Now part of the Arduino AtHeart program, Makeblock is looking help children learn how to program through a user-friendly kit, software and interface.
Over the past couple of years, we’ve seen a number of easy-to-use robotic kits become available for young Makers in hope of inspiring them to pursue STEM-related fields. Among the more notable companies looking to spur this initiative is Shenzhen startup Makeblock with their low-cost educational robot.
In the company’s pursuit of an O.R.P.K (or “One Robot Per Kid”) world, mBot was designed to be a comprehensive solution that would provide children with a hands-on experience around graphical programming, electronics and robotics. With simplicity in mind, the kit is comprised of only 45 or so pieces, enabling a sense of achievement for kids to quickly assemble in 10 minutes.
Given the popularity of Scratch 2.0 as a graphical programming software in the classroom setting, the Makeblock team has developed a new line of Scratch-based software — aptly named mBlock — that uses a similar coding style to configure Arduino and robots. The drag-and-drop software is entirely free and supports both Window and Mac operating systems. Beyond that, mBlock supports wireless communication, allowing Makers to use either Bluetooth or 2.4GHz wireless serial to ‘talk’ with its accompanying mBot. The program is also compatible with Arduino Uno (ATmega328) and Leonardo (ATmega32U4) boards, as well as Makeblock’s own Arduino variant, the mCore.
Powered by an ATmega328, each mBot board features intuitional color labels and four easy-to-follow RJ25 connectors. This lets Makers wire the unit in a matter of seconds, and more importantly, provides them with a hassle-free way to focus on actually devising all sorts of interactive projects — ranging from robots that can avoid walls and follow lines to play music and duke it out in a fight.
The friendly blue robot is currently being offered in a pair of models based on its communication capabilities. The Bluetooth version, which is equipped with a Bluetooth module, is suitable for individual or team use; whereas the 2.4G version, which features two 2.4G wireless modules, is intended for the classroom. Aside from that, each kit consists of a chassis, two motors, an ultrasonic sensor, a line follower, a remote controller, a buzzer, some RGD LEDs, an mCore, and a few other electronic components. mBot can be powered by either a rechargeable lithium battery or four-1.5V AA batteries.
“We designed specially two available wireless communication instead of wired USB cable, so users can enjoy wireless programming to control robots without the limit of USB cable,” the team explains. “The chassis is compatible with Lego and Makeblock parts.
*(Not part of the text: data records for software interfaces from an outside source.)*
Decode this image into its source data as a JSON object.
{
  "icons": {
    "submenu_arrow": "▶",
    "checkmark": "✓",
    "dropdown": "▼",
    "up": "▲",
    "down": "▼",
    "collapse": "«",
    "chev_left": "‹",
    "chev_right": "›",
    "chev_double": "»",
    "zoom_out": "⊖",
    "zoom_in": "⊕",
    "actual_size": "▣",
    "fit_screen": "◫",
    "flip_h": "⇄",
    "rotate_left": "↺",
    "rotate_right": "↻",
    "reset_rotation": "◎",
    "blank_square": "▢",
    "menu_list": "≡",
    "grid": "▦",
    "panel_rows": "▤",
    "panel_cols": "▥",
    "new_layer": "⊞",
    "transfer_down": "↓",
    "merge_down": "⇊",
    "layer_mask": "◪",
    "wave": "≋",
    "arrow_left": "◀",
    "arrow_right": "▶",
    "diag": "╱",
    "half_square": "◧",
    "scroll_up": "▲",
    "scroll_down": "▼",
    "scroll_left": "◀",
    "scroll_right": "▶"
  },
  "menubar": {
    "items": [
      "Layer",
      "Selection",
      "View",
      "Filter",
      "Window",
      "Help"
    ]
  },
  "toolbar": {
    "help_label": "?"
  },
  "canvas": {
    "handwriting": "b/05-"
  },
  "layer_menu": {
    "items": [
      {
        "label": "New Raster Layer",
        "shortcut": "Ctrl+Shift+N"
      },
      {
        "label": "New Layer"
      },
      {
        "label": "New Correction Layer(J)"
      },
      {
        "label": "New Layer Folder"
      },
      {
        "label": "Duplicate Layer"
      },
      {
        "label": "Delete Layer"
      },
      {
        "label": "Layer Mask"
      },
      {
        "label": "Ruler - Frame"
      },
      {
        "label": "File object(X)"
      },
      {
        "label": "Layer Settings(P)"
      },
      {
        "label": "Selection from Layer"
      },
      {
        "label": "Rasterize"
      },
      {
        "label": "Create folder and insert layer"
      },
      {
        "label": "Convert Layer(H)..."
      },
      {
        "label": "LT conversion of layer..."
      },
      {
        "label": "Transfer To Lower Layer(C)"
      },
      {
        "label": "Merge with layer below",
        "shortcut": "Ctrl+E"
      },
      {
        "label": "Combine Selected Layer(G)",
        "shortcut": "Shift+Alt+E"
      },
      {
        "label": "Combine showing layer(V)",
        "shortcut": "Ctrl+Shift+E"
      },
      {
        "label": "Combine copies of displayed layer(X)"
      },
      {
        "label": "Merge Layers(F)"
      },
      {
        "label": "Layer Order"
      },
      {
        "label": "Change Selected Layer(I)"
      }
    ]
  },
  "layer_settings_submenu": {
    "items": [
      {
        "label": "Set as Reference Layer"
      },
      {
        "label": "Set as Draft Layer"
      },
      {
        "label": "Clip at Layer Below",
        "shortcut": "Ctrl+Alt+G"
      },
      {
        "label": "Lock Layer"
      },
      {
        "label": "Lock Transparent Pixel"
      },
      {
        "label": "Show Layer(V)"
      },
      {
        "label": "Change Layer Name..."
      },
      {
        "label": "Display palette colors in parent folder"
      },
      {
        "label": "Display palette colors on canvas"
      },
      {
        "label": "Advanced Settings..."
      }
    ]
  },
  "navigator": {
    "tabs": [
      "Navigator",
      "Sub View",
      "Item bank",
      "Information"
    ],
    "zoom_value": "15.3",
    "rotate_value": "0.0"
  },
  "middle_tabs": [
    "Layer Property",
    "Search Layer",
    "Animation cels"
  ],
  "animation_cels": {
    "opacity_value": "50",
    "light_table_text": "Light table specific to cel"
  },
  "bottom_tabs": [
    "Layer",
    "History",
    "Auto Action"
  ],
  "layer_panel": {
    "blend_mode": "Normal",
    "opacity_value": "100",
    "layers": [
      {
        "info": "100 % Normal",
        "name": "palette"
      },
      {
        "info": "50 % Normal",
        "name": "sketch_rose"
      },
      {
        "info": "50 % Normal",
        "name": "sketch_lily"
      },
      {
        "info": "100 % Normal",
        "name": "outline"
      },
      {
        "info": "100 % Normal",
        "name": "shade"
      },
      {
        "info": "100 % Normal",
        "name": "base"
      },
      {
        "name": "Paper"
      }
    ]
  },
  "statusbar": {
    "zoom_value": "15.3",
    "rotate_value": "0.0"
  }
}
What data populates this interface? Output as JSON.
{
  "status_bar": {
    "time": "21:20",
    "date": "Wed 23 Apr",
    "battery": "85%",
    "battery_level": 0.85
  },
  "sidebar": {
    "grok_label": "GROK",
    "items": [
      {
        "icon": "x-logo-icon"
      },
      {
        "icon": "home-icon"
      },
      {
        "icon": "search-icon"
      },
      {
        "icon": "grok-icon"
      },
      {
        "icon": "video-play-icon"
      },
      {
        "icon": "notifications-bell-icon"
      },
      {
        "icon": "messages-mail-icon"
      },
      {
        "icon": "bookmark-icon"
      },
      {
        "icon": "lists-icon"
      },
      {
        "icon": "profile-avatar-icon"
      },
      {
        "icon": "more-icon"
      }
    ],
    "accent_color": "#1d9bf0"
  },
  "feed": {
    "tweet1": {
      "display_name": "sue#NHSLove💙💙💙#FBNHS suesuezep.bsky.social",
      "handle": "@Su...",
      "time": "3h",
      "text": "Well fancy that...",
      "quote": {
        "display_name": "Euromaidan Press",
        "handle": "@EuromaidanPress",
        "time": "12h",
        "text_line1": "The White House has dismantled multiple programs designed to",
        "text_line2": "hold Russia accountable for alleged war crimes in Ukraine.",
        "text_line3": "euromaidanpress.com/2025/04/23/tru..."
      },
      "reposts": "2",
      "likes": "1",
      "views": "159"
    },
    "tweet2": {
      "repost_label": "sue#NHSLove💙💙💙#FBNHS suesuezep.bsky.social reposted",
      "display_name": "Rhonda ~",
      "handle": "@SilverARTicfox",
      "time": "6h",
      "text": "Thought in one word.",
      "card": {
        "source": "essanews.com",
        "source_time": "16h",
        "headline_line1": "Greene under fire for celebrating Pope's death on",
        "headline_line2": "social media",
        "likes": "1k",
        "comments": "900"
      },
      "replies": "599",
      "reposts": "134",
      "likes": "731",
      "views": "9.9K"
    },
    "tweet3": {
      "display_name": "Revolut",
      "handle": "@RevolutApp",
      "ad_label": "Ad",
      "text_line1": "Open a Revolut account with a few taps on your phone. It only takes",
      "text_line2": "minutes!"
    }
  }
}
And you can use on-hand Raspberry Pi or standard Arduino boards to learn more about electronics or bring kid’s more ideas to life.”
Not only did it garner more than $285,00 from 2,500-plus backers on Kickstarter earlier this year, Makeblock’s mBot has now become a member of the growing Arduino AtHeart program.